Perihelion: 1858 September 30.46, q = 0.578 AU
Among the many individuals who made important contributions to astronomy during the mid-19th Century was the Italian astronomer Giovanni Donati, who observed from the Observatory of Florence and who was Director of that institution from 1864 until his death (at age 46) in 1873. He made the first observations of a comet’s spectrum when in August 1864 he visually observed the spectrum of Comet Tempel 1864 II when that object was passing close to Earth. He is also credited with the discovery of five comets between 1855 and 1864.
Donati discovered what would be his best comet on the evening of June 2, 1858, at which time it was 7th magnitude and located near the “head” of the constellation Leo. It traveled slowly northward from that point and brightened, and by the end of August was nearing conjunction with the sun, some 25 degrees north of it; meanwhile, by that time it was close to 3rd magnitude and exhibiting a short, bright tail. Throughout September it remained visible – from the northern hemisphere – both in the northwest after dusk and in the northeast before dawn as it traveled eastward through Ursa Major south of the Big Dipper, brightening to 2nd magnitude by mid-month and to 1st magnitude or brighter, with a 20-degree-long tail, by month’s end.

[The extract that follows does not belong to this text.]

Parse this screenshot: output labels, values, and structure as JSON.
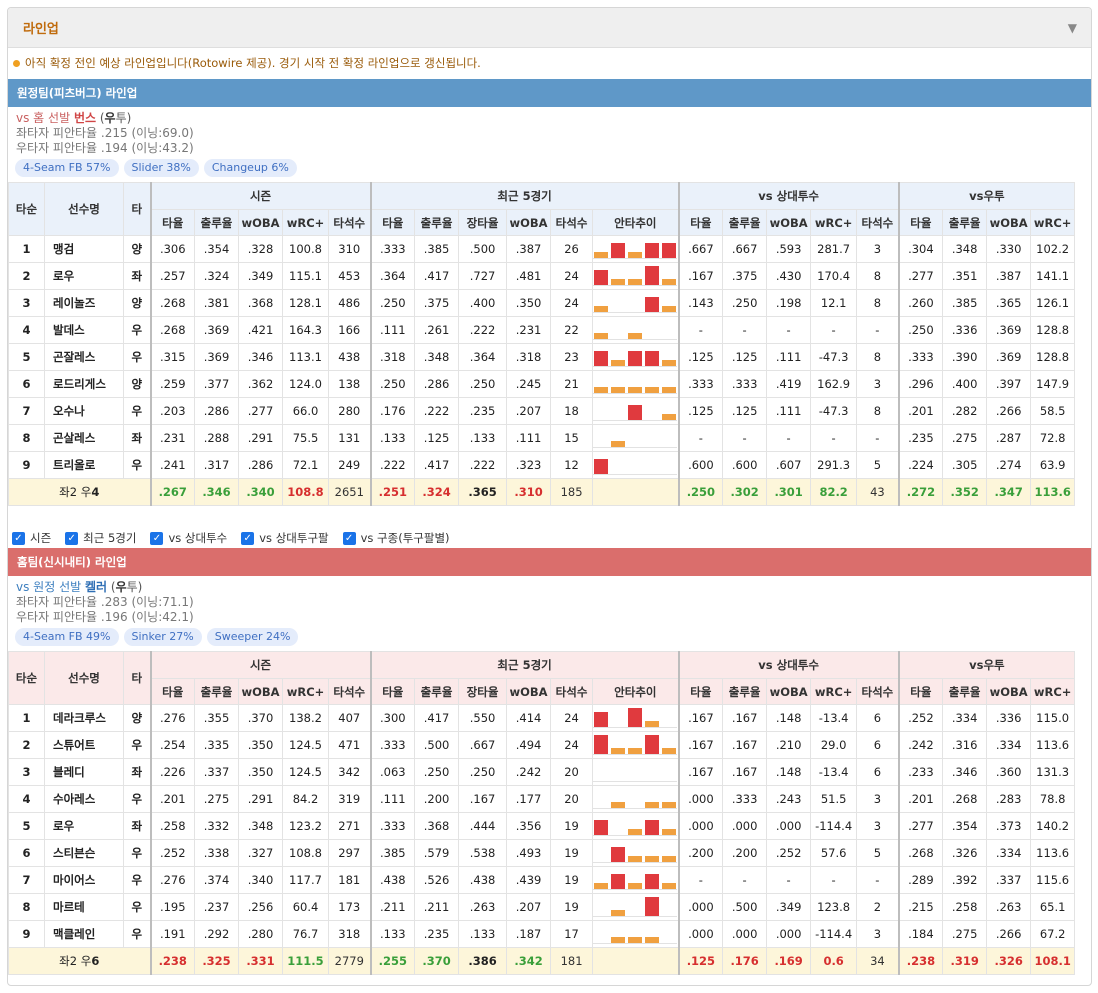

Having passed through perihelion at the end of September and being closest to Earth (0.54 AU) on October 10, Comet Donati was at its best during the first half of October, being a striking object in the evening sky as bright as magnitude 0 and exhibiting a bright, curved dust tail up to 60 degrees long as well as a shorter and dimmer ion tail. As it traveled southward and began fading it ceased being accessible from mid-northern latitudes by the latter part of that month, however by this time it had started to become visible from the southern hemisphere. It remained visible to the unaided eye until the latter part of November and was followed telescopically until early March 1859, by which time it had entered southern circumpolar skies.
The practice of astrophotography was just starting to come into existence in the mid-19th Century, and Comet Donati has the distinction of being the first comet ever photographed, when a British portrait painter and photographer, William Usherwood, managed to record an image of it on September 27; unfortunately, no copies of this photograph are known to exist. On the following night George Bond at Harvard College attempted several photographs through the Observatory’s 38-cm refractor, and on a six-minute exposure managed to record “only the nucleus and a little nebulosity” in the inner coma. It would be another two decades before astrophotography in general, and photography of comets in particular, started to come into its own, and part of this process is covered in last week’s “Comet of the Week” presentation.
Comet Donati was widely observed, especially from the northern hemisphere, around the time of its peak display in early October 1858, and by all accounts was a strikingly beautiful object with its long and curved dust tail. It appears in quite a bit of the literature and news stories of the time and was painted by various artists, and future U.S. President Abraham Lincoln reportedly viewed it when he was a candidate for the U.S. Senate on the evening before one of his famous debates with Stephen Douglas. As Comet Donati and various other “Comets of the Week” throughout “Ice and Stone 2020” – including the recent Comet NEOWISE C/2020 F3 – demonstrate, the appearance of a bright and beautiful comet in the nighttime sky can have a profound emotional effect on those of us here on Earth fortunate enough to view them.